All lines holding the word "fresh" should be located in the records and copied.

Record set
====================
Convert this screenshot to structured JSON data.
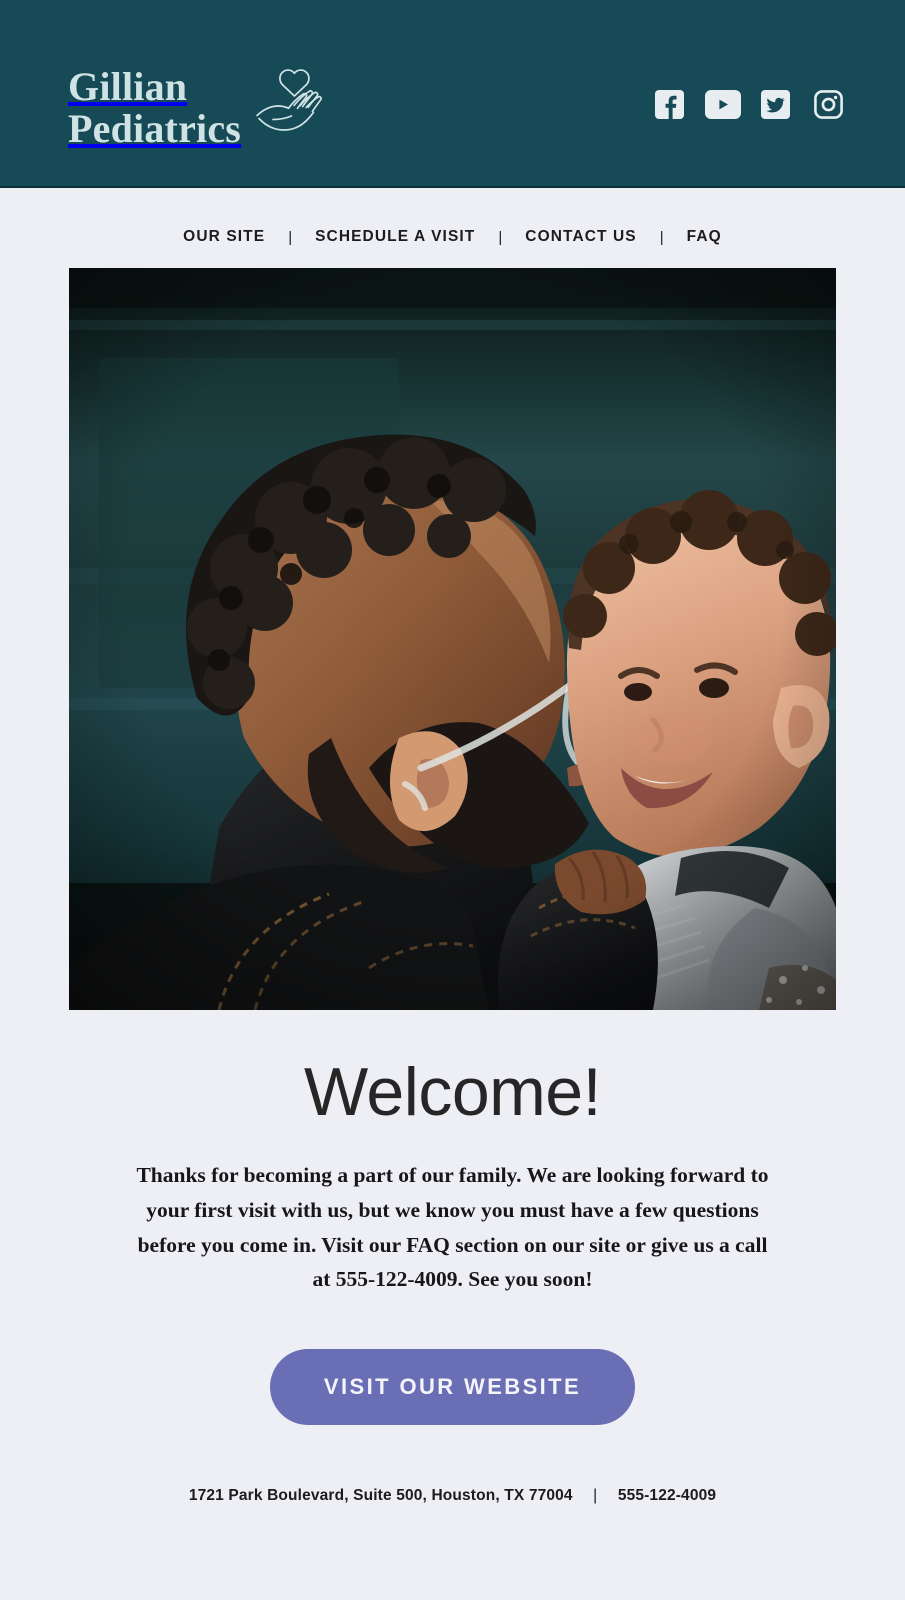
{
  "theme": {
    "header_bg": "#164a56",
    "page_bg": "#eeeef5",
    "logo_color": "#cfe3e4",
    "accent_button": "#6a6eb4",
    "text_dark": "#1c1c1c"
  },
  "header": {
    "brand_line1": "Gillian",
    "brand_line2": "Pediatrics",
    "logo_icon": "hand-holding-heart-icon",
    "social": [
      {
        "name": "facebook",
        "label": "Facebook",
        "icon": "facebook-icon"
      },
      {
        "name": "youtube",
        "label": "YouTube",
        "icon": "youtube-icon"
      },
      {
        "name": "twitter",
        "label": "Twitter",
        "icon": "twitter-icon"
      },
      {
        "name": "instagram",
        "label": "Instagram",
        "icon": "instagram-icon"
      }
    ]
  },
  "nav": {
    "separator": "|",
    "items": [
      {
        "label": "OUR SITE"
      },
      {
        "label": "SCHEDULE A VISIT"
      },
      {
        "label": "CONTACT US"
      },
      {
        "label": "FAQ"
      }
    ]
  },
  "hero": {
    "alt": "Father with glasses kissing smiling toddler on the cheek in front of a dark teal door"
  },
  "main": {
    "heading": "Welcome!",
    "body": "Thanks for becoming a part of our family. We are looking forward to your first visit with us, but we know you must have a few questions before you come in. Visit our FAQ section on our site or give us a call at 555-122-4009. See you soon!",
    "cta_label": "VISIT OUR WEBSITE"
  },
  "footer": {
    "address": "1721 Park Boulevard, Suite 500, Houston, TX 77004",
    "separator": "|",
    "phone": "555-122-4009"
  }
}
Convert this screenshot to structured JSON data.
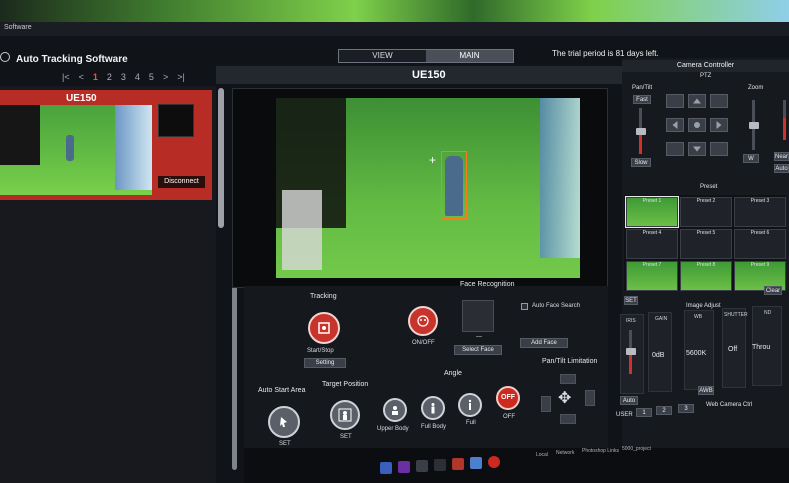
{
  "window": {
    "title": "Software"
  },
  "app": {
    "name": "Auto Tracking Software"
  },
  "tabs": [
    {
      "label": "VIEW",
      "active": false
    },
    {
      "label": "MAIN",
      "active": true
    }
  ],
  "trial_text": "The trial period is 81 days left.",
  "pager": {
    "items": [
      "|<",
      "<",
      "1",
      "2",
      "3",
      "4",
      "5",
      ">",
      ">|"
    ],
    "current": "1"
  },
  "camera_list": [
    {
      "name": "UE150",
      "status": "connected",
      "action_label": "Disconnect"
    }
  ],
  "center": {
    "camera_title": "UE150"
  },
  "tracking": {
    "section_label": "Tracking",
    "start_stop_label": "Start/Stop",
    "setting_label": "Setting"
  },
  "face_recognition": {
    "section_label": "Face Recognition",
    "onoff_label": "ON/OFF",
    "face_placeholder": "—",
    "auto_face_search_label": "Auto Face Search",
    "select_face_label": "Select Face",
    "add_face_label": "Add Face"
  },
  "auto_start_area": {
    "section_label": "Auto Start Area",
    "set_label": "SET"
  },
  "target_position": {
    "section_label": "Target Position",
    "set_label": "SET"
  },
  "angle": {
    "section_label": "Angle",
    "options": [
      "Upper Body",
      "Full Body",
      "Full",
      "OFF"
    ],
    "off_badge": "OFF"
  },
  "pan_tilt_limitation": {
    "section_label": "Pan/Tilt Limitation"
  },
  "camera_controller": {
    "title": "Camera Controller",
    "ptz_label": "PTZ",
    "pan_tilt_label": "Pan/Tilt",
    "zoom_label": "Zoom",
    "fast_label": "Fast",
    "slow_label": "Slow",
    "w_label": "W",
    "near_label": "Near",
    "auto_label": "Auto",
    "preset_label": "Preset",
    "presets": [
      "Preset 1",
      "Preset 2",
      "Preset 3",
      "Preset 4",
      "Preset 5",
      "Preset 6",
      "Preset 7",
      "Preset 8",
      "Preset 9"
    ],
    "preset_set_label": "SET",
    "preset_clear_label": "Clear",
    "image_adjust_label": "Image Adjust",
    "image_adjust": [
      {
        "label": "IRIS",
        "value": ""
      },
      {
        "label": "GAIN",
        "value": "0dB"
      },
      {
        "label": "WB",
        "value": "5600K"
      },
      {
        "label": "SHUTTER",
        "value": "Off"
      },
      {
        "label": "ND",
        "value": "Throu"
      }
    ],
    "iris_auto_label": "Auto",
    "awb_label": "AWB",
    "user_label": "USER",
    "user_buttons": [
      "1",
      "2",
      "3"
    ],
    "web_camera_ctrl_label": "Web Camera Ctrl"
  },
  "taskbar": {
    "labels": [
      "Local",
      "Network",
      "Photoshop Links",
      "5000_project"
    ]
  },
  "colors": {
    "accent_red": "#c8332c",
    "tracking_orange": "#ff7a1a",
    "panel_dark": "#16191e"
  }
}
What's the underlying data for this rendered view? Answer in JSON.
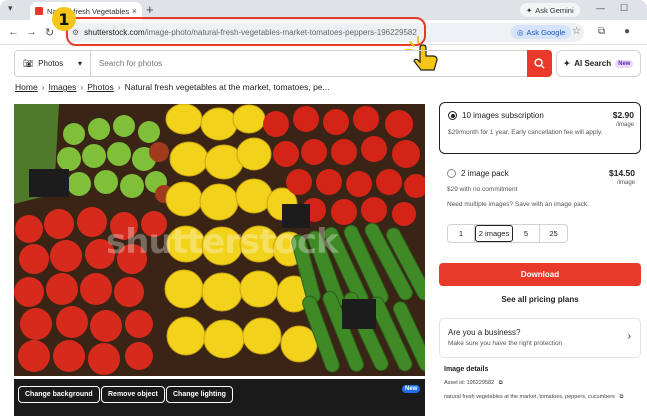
{
  "browser": {
    "tab_title": "Natural fresh Vegetables Ma",
    "tab_close": "×",
    "new_tab": "+",
    "ask_gemini_tab": "Ask Gemini",
    "url_host": "shutterstock.com",
    "url_path": "/image-photo/natural-fresh-vegetables-market-tomatoes-peppers-196229582",
    "ask_google": "Ask Google"
  },
  "annotation": {
    "step_number": "1"
  },
  "search": {
    "category": "Photos",
    "placeholder": "Search for photos",
    "ai_search_label": "AI Search",
    "ai_new_badge": "New"
  },
  "breadcrumb": {
    "items": [
      "Home",
      "Images",
      "Photos"
    ],
    "current": "Natural fresh vegetables at the market, tomatoes, pe..."
  },
  "image": {
    "watermark": "shutterstock",
    "tools": [
      "Change background",
      "Remove object",
      "Change lighting"
    ],
    "tools_new_badge": "New"
  },
  "pricing": {
    "subscription": {
      "title": "10 images subscription",
      "price": "$2.90",
      "unit": "/image",
      "desc": "$29/month for 1 year. Early cancellation fee will apply."
    },
    "pack": {
      "title": "2 image pack",
      "price": "$14.50",
      "unit": "/image",
      "desc": "$29 with no commitment",
      "more": "Need multiple images? Save with an image pack.",
      "sizes": [
        "1",
        "2 images",
        "5",
        "25"
      ]
    },
    "download_label": "Download",
    "see_all": "See all pricing plans"
  },
  "business": {
    "title": "Are you a business?",
    "subtitle": "Make sure you have the right protection"
  },
  "details": {
    "heading": "Image details",
    "asset_id": "Asset id: 196229582",
    "description": "natural fresh vegetables at the market, tomatoes, peppers, cucumbers"
  },
  "colors": {
    "brand_red": "#e8392a",
    "annotation_yellow": "#f5c518",
    "selected_border": "#222222"
  }
}
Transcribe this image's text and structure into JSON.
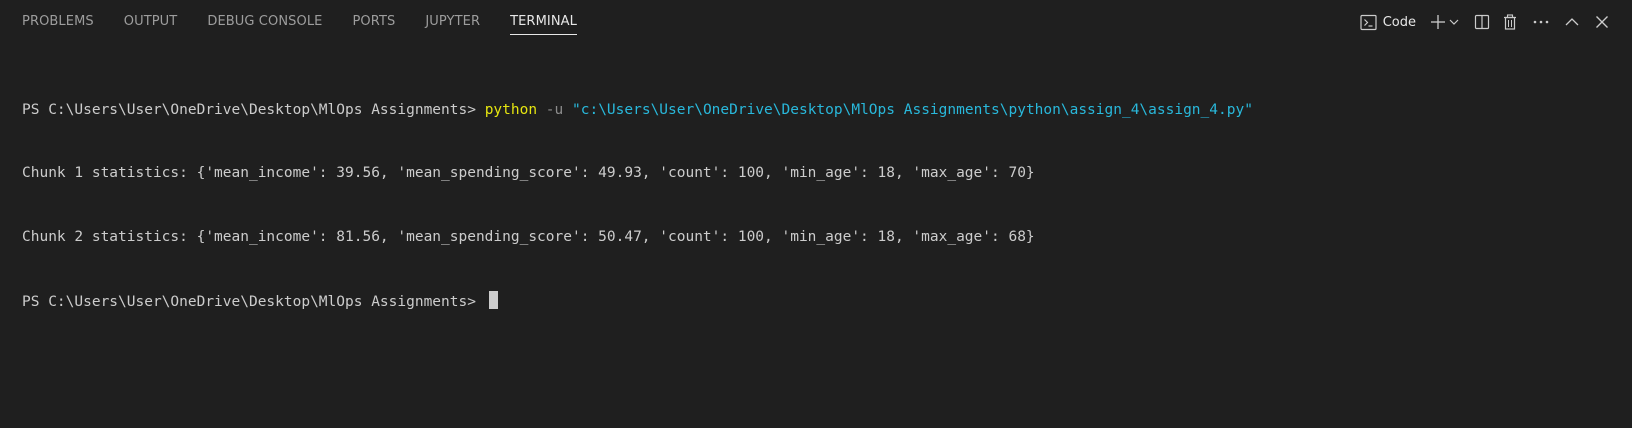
{
  "tabs": [
    {
      "label": "PROBLEMS",
      "active": false
    },
    {
      "label": "OUTPUT",
      "active": false
    },
    {
      "label": "DEBUG CONSOLE",
      "active": false
    },
    {
      "label": "PORTS",
      "active": false
    },
    {
      "label": "JUPYTER",
      "active": false
    },
    {
      "label": "TERMINAL",
      "active": true
    }
  ],
  "actions": {
    "profile_label": "Code",
    "icons": [
      "terminal-icon",
      "plus-icon",
      "chevron-down-icon",
      "split-icon",
      "trash-icon",
      "more-icon",
      "maximize-icon",
      "close-icon"
    ]
  },
  "terminal": {
    "prompt": "PS C:\\Users\\User\\OneDrive\\Desktop\\MlOps Assignments> ",
    "command": {
      "program": "python",
      "flag": " -u ",
      "path": "\"c:\\Users\\User\\OneDrive\\Desktop\\MlOps Assignments\\python\\assign_4\\assign_4.py\""
    },
    "output": [
      "Chunk 1 statistics: {'mean_income': 39.56, 'mean_spending_score': 49.93, 'count': 100, 'min_age': 18, 'max_age': 70}",
      "Chunk 2 statistics: {'mean_income': 81.56, 'mean_spending_score': 50.47, 'count': 100, 'min_age': 18, 'max_age': 68}"
    ],
    "final_prompt": "PS C:\\Users\\User\\OneDrive\\Desktop\\MlOps Assignments> "
  },
  "colors": {
    "background": "#1f1f1f",
    "text": "#cccccc",
    "python": "#e5e510",
    "flag": "#8c8c8c",
    "path": "#29b8db",
    "tab_inactive": "#9d9d9d",
    "tab_active": "#e7e7e7"
  }
}
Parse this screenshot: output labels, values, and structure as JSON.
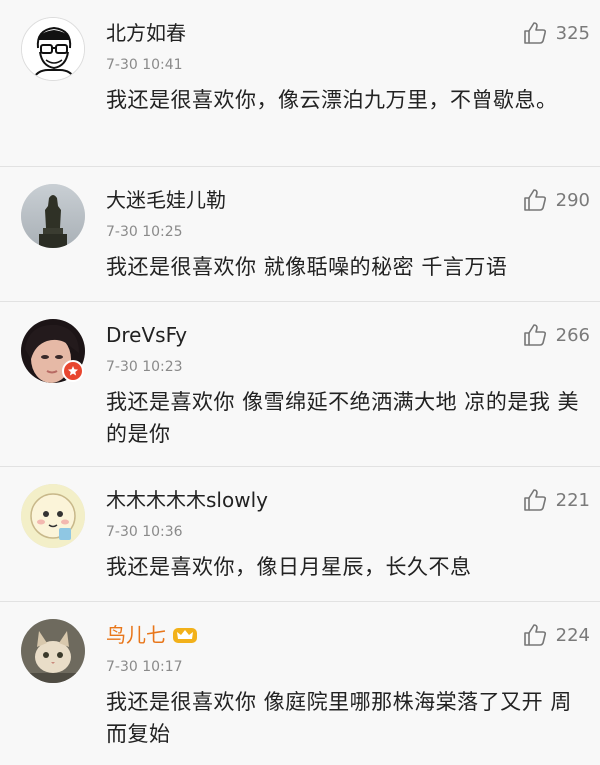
{
  "comments": [
    {
      "username": "北方如春",
      "time": "7-30 10:41",
      "likes": "325",
      "text": "我还是很喜欢你，像云漂泊九万里，不曾歇息。",
      "avatar_icon": "glasses-man-sketch-avatar"
    },
    {
      "username": "大迷毛娃儿勒",
      "time": "7-30 10:25",
      "likes": "290",
      "text": "我还是很喜欢你 就像聒噪的秘密 千言万语",
      "avatar_icon": "statue-avatar"
    },
    {
      "username": "DreVsFy",
      "time": "7-30 10:23",
      "likes": "266",
      "text": "我还是喜欢你 像雪绵延不绝洒满大地 凉的是我 美的是你",
      "avatar_icon": "girl-photo-avatar"
    },
    {
      "username": "木木木木木slowly",
      "time": "7-30 10:36",
      "likes": "221",
      "text": "我还是喜欢你，像日月星辰，长久不息",
      "avatar_icon": "cartoon-face-avatar"
    },
    {
      "username": "鸟儿七",
      "time": "7-30 10:17",
      "likes": "224",
      "text": "我还是很喜欢你 像庭院里哪那株海棠落了又开 周而复始",
      "avatar_icon": "cat-photo-avatar",
      "vip_color": "#e8761a"
    }
  ]
}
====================
Written reply
    "tab_title": "Natural fresh Vegetables Ma",
    "url_path": "/image-photo/natural-fresh-vegetables-market-tomatoes-peppers-196229582",
    "current": "Natural fresh vegetables at the market, tomatoes, pe..."
    "description": "natural fresh vegetables at the market, tomatoes, peppers, cucumbers"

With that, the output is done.